(Saved data entries)
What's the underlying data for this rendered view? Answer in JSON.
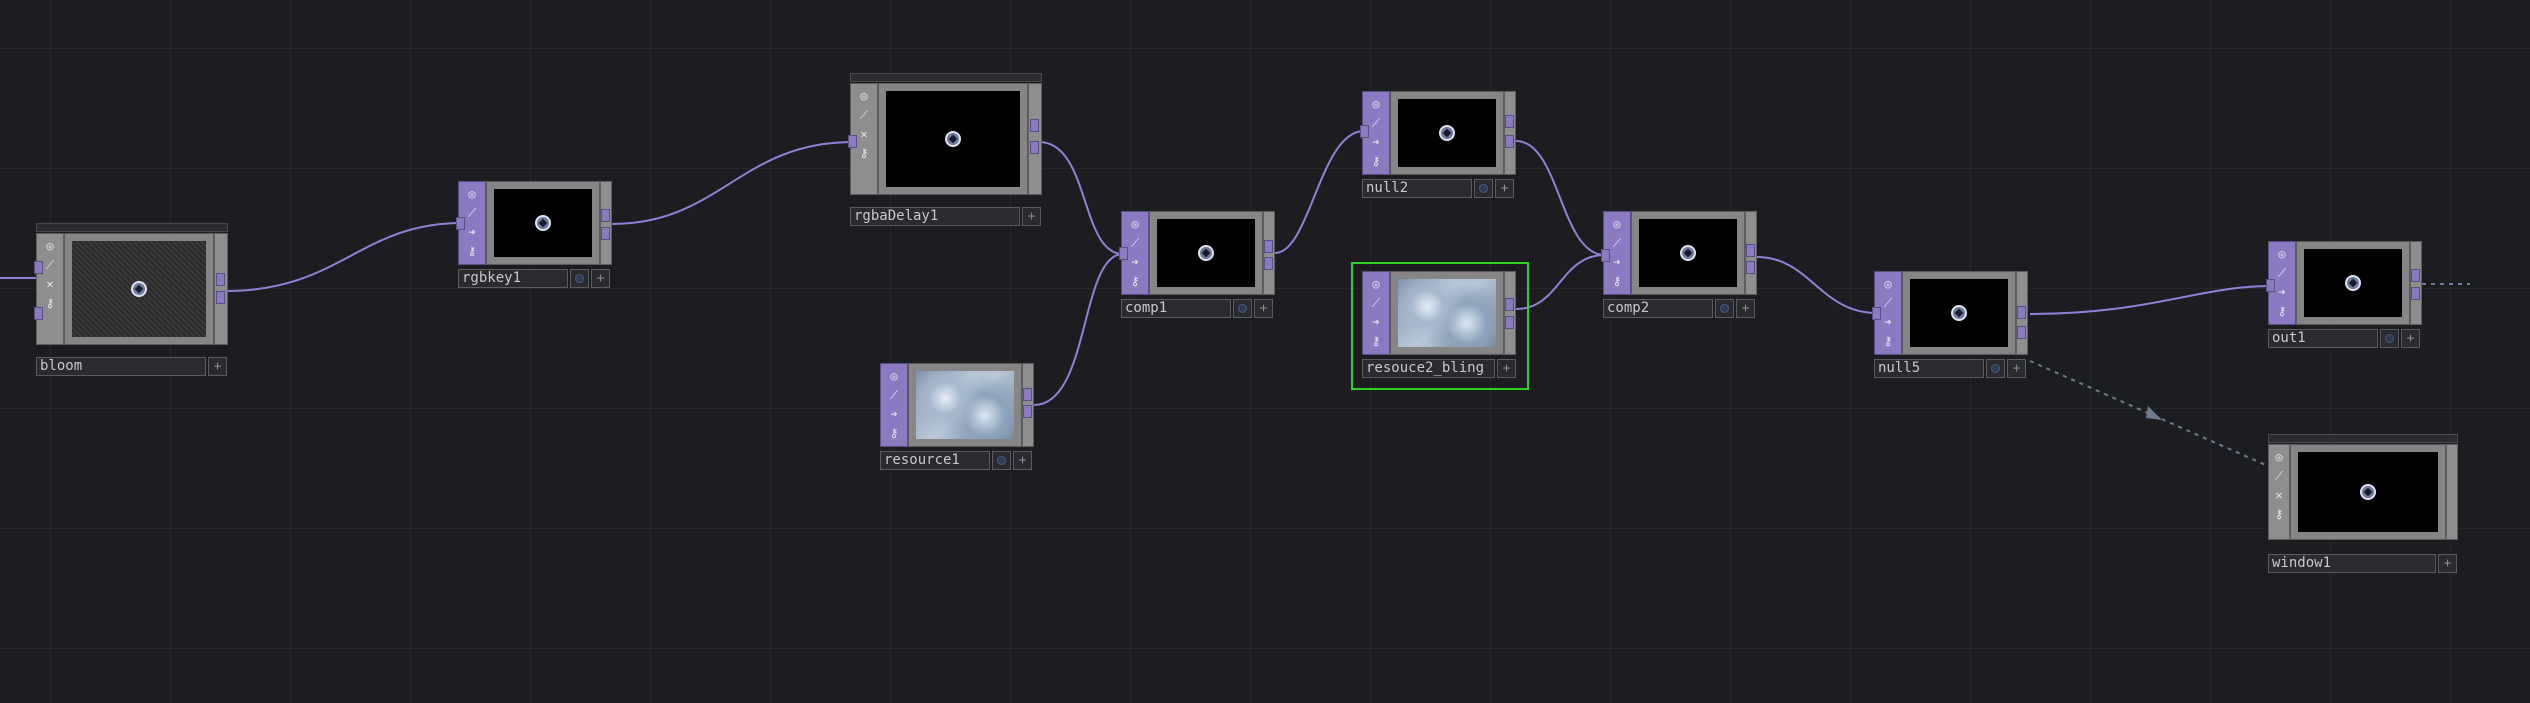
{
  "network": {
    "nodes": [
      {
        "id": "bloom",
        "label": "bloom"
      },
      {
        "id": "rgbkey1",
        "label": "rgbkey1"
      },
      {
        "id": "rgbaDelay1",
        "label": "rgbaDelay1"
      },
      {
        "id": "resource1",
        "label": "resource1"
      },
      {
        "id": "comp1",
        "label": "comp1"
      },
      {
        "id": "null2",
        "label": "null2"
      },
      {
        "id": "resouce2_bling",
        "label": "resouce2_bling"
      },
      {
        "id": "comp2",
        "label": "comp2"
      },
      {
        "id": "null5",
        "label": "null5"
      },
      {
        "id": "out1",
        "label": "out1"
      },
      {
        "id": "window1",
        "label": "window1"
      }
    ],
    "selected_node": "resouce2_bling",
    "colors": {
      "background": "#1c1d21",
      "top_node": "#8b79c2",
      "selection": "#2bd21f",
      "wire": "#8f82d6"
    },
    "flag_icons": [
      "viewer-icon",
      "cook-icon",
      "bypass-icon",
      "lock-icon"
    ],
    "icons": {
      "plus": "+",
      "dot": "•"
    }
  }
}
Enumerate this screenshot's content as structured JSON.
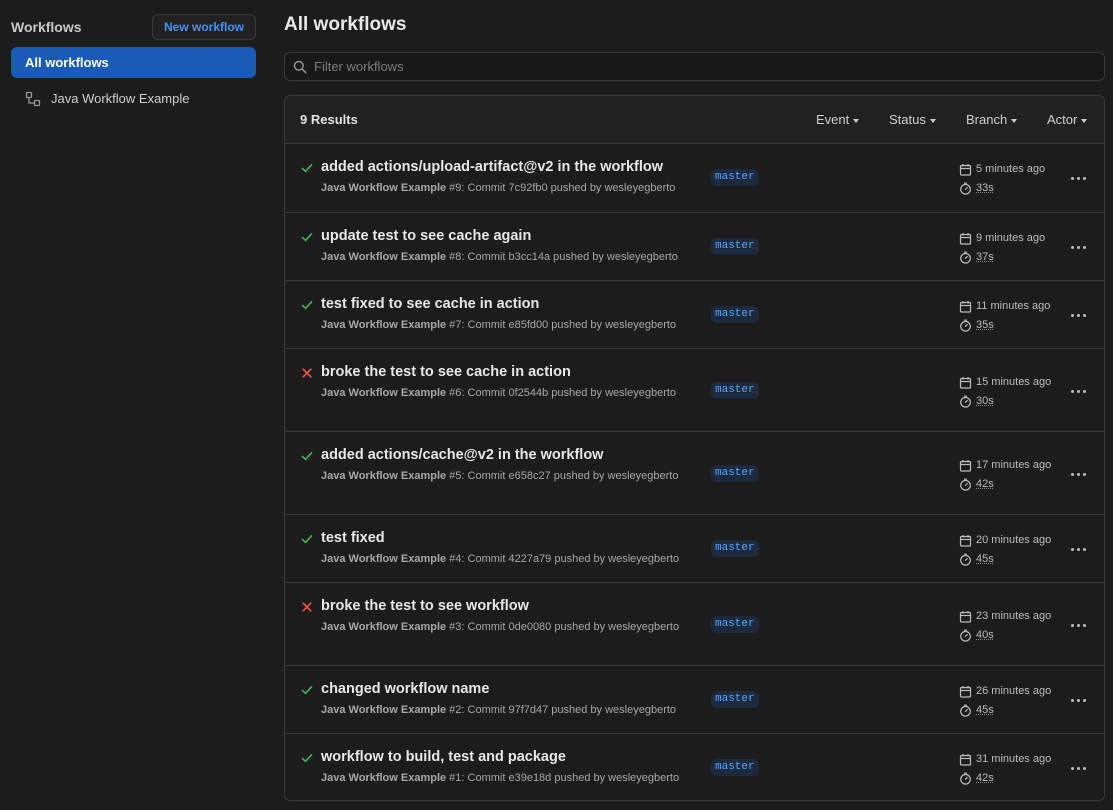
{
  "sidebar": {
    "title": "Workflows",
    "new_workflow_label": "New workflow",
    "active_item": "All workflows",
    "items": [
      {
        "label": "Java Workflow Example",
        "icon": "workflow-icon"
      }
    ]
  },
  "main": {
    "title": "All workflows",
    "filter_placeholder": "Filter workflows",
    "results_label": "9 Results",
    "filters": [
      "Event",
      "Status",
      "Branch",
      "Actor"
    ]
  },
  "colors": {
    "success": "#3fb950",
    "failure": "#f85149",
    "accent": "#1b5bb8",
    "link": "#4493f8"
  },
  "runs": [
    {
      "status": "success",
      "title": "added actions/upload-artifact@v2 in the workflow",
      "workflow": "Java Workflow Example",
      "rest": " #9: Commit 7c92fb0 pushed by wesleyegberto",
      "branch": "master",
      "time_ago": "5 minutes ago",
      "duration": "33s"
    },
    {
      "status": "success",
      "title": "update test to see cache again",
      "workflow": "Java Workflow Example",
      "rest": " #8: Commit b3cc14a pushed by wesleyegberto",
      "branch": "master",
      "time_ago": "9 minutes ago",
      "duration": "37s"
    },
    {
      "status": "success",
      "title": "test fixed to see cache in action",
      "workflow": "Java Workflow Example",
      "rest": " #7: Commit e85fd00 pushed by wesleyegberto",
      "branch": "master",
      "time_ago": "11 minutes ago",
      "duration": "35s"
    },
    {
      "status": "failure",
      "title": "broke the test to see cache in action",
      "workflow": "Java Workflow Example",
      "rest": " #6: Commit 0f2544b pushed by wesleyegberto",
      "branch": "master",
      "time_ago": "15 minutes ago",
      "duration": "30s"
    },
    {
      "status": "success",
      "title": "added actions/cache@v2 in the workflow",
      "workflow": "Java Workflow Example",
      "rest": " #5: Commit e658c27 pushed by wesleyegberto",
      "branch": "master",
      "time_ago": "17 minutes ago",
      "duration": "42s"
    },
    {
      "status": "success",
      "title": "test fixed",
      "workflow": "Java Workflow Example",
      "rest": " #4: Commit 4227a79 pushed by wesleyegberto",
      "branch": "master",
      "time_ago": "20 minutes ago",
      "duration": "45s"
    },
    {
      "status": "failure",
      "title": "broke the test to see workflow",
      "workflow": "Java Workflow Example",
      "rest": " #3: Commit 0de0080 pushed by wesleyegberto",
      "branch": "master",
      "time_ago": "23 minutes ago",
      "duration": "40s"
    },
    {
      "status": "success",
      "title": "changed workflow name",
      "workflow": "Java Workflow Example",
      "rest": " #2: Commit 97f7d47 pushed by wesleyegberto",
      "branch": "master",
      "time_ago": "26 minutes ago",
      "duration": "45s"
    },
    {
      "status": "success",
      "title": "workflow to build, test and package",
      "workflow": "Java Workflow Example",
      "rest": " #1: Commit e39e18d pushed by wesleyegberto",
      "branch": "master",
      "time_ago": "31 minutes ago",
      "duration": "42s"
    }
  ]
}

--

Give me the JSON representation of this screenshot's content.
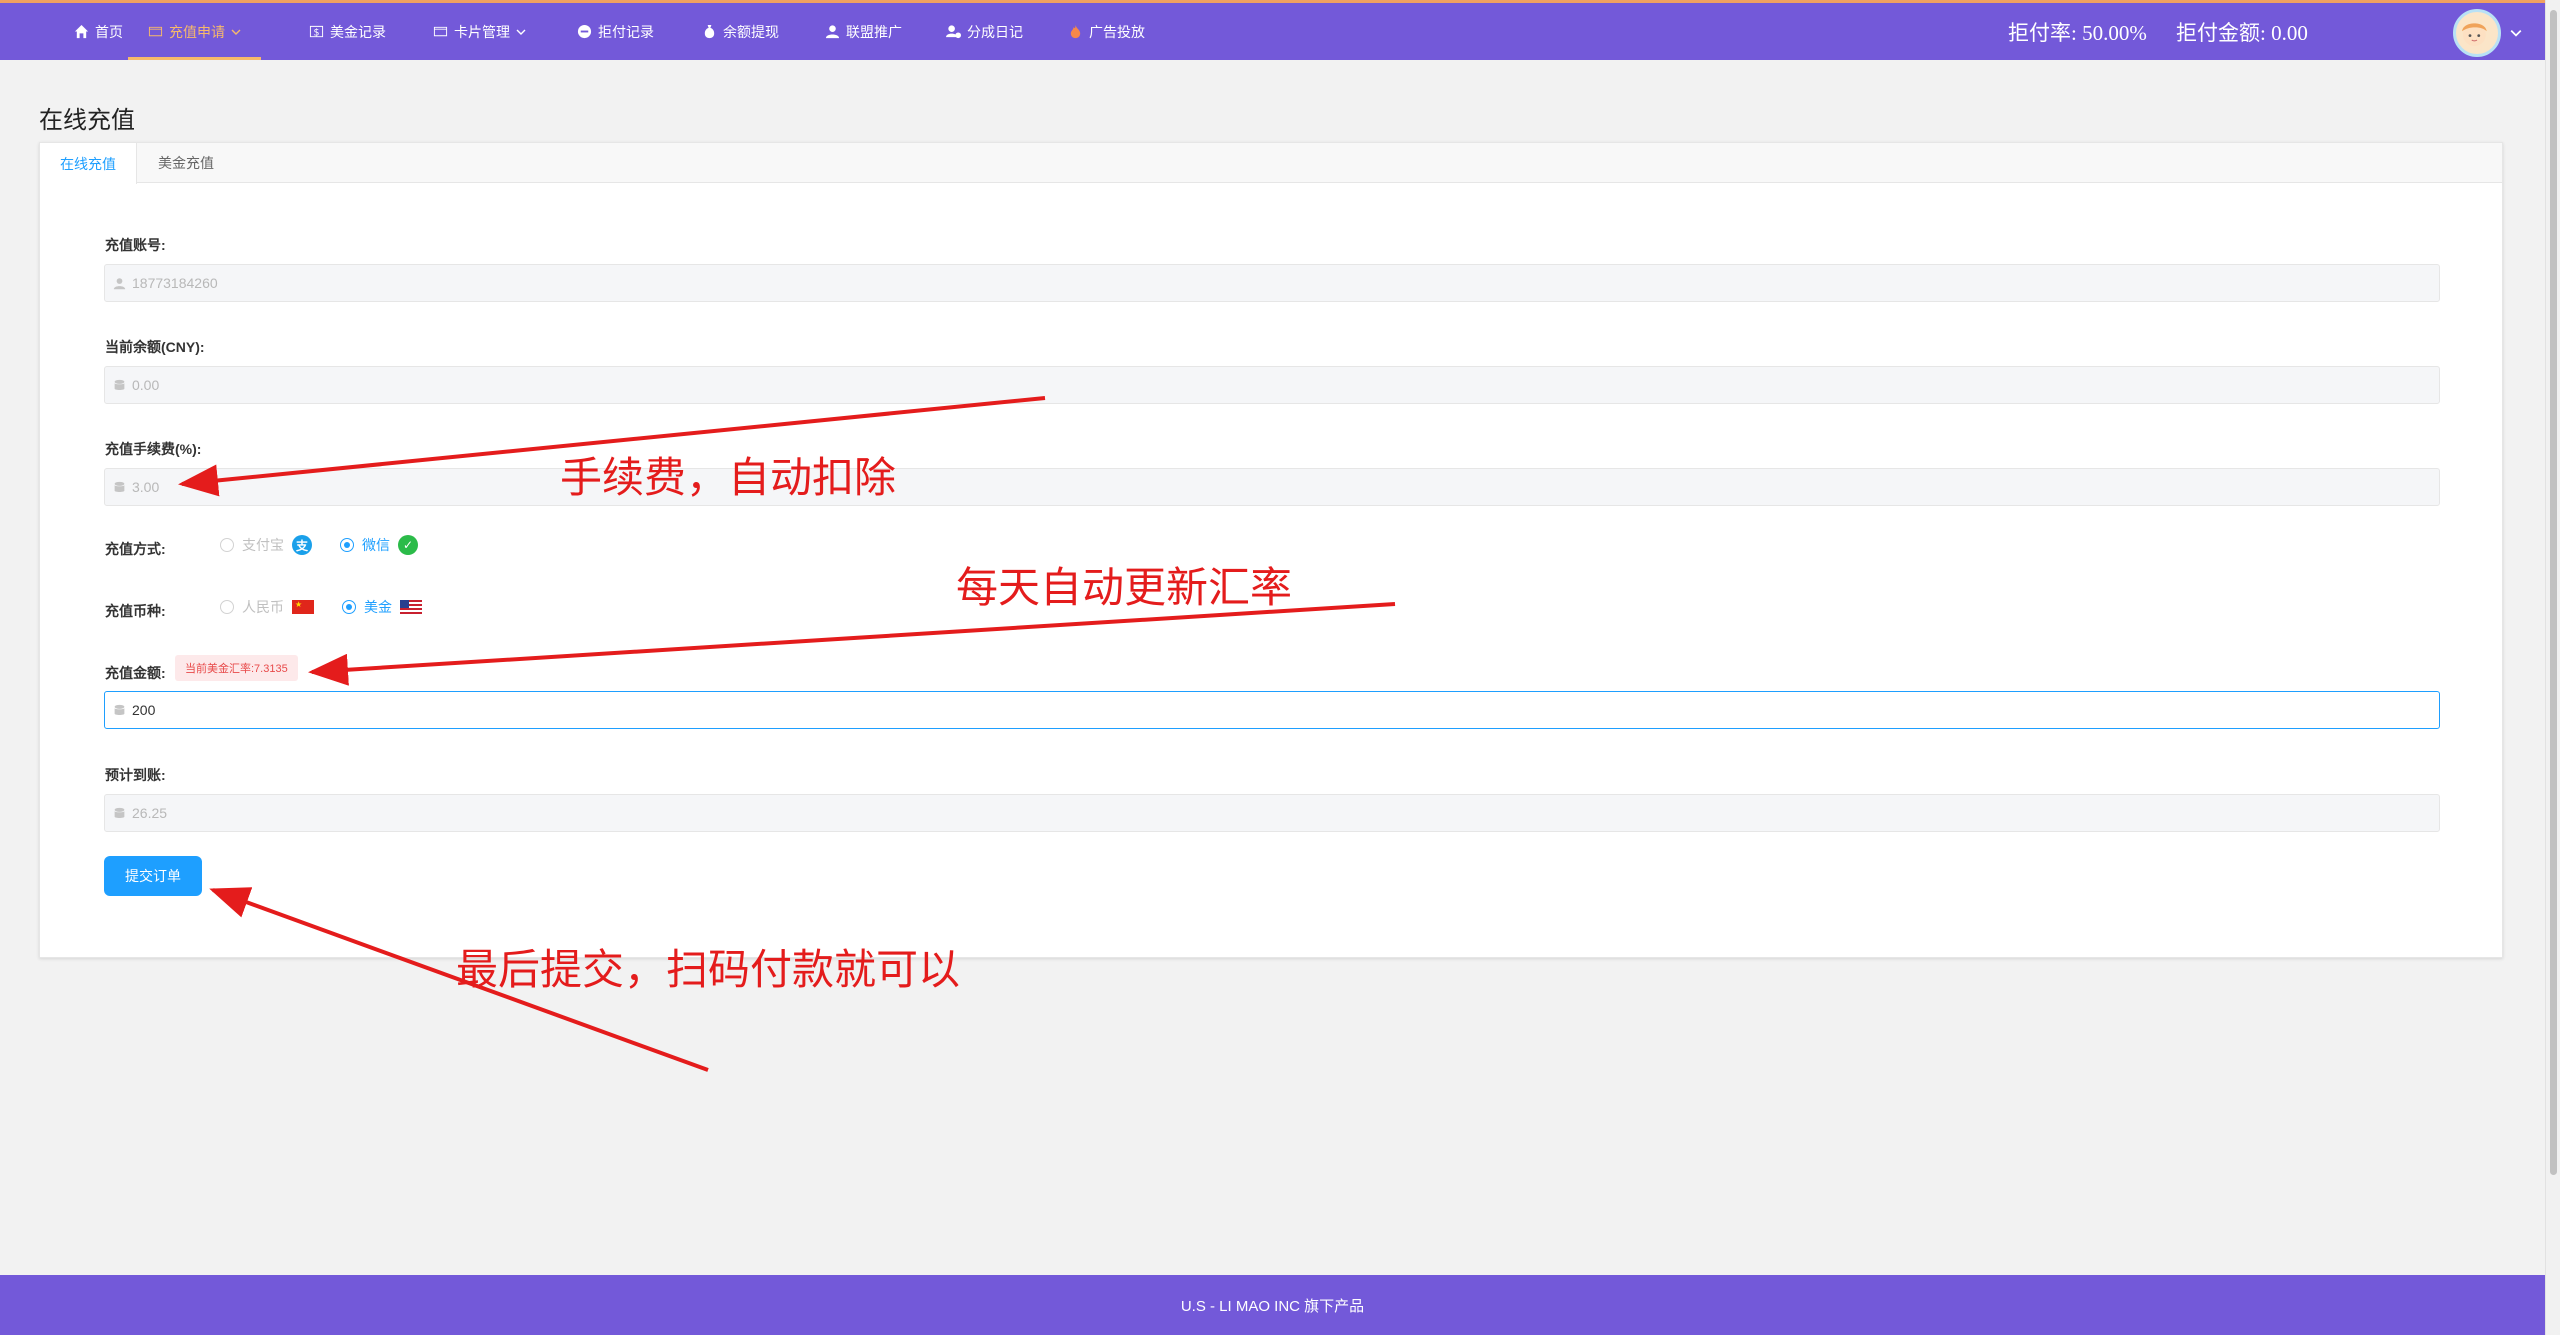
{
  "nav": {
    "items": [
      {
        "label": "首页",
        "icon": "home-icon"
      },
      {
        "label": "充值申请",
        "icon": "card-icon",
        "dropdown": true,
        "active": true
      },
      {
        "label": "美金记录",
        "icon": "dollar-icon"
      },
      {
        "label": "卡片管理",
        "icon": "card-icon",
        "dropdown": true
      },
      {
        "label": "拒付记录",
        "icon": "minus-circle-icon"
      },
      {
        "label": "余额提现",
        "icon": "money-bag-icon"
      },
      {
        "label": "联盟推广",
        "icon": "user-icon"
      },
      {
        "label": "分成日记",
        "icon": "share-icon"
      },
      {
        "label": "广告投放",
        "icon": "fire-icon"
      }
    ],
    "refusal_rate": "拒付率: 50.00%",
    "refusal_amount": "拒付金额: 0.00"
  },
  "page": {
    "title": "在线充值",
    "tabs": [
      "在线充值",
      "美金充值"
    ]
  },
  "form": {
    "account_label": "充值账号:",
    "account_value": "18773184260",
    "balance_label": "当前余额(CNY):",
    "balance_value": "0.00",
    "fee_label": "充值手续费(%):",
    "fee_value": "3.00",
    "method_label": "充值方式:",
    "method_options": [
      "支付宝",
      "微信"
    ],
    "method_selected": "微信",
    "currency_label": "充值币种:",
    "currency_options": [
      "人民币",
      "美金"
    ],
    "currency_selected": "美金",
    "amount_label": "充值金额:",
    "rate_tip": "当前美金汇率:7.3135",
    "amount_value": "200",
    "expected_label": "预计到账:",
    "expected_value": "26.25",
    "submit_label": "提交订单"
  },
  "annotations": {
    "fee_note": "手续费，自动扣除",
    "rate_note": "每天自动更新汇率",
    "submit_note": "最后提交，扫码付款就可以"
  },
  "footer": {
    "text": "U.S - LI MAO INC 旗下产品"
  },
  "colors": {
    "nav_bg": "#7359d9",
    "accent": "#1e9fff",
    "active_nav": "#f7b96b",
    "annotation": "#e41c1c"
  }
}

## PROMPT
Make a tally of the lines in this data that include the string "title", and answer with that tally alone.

## ANSWER SECTION
12